The Christian Church (Disciples of Christ) grew rapidly in the American midwest during the 19th century. State conventions began meeting in 1839, and the first national convention was organized in 1849.
Schisms and Sects
The Disciples suffered two schisms, in 1906 and 1920. The first resulted from disagreements over the introduction of instrumental music in churches and the organization of a missionary society, while tensions between liberal and conservative tendencies produced the second.
Missions and Expansion
The Disciples markedly altered the church's early Congregationalist structure in 1849 and again in 1968. The American Christian Missionary Society was organized in 1849, and a new form of church government was introduced in 1968.
Exploration and Conquest
The founders of the Disciples were pacifists, but not abolitionists. Disciples fought on both sides of the civil war. More recently, the church has pledged itself to an agenda that promotes reconciliation while opposing racism.
Disciples founded the influential magazine The Christian Century, and have built many American colleges and universities.
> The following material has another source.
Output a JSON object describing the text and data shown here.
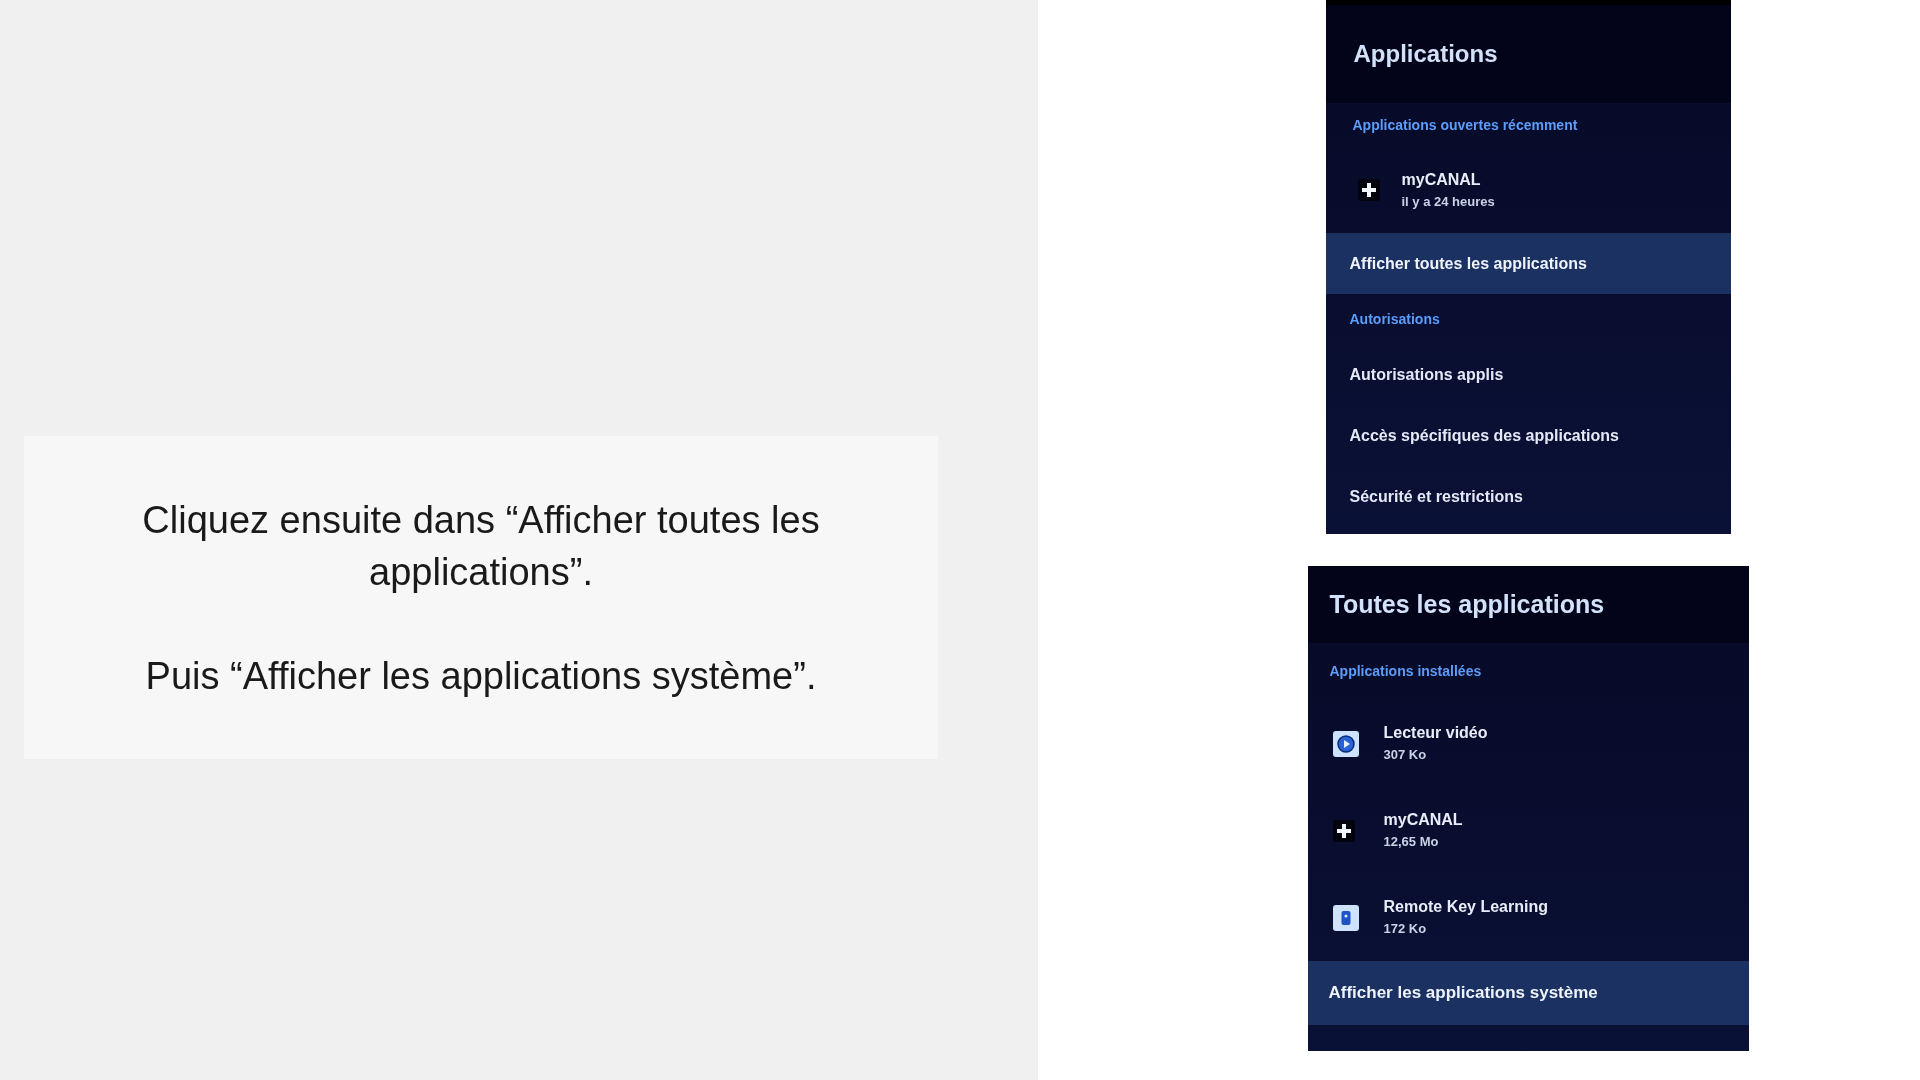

In 1995, the Disciples partnered with the United Church to found the Common Global Ministries Board.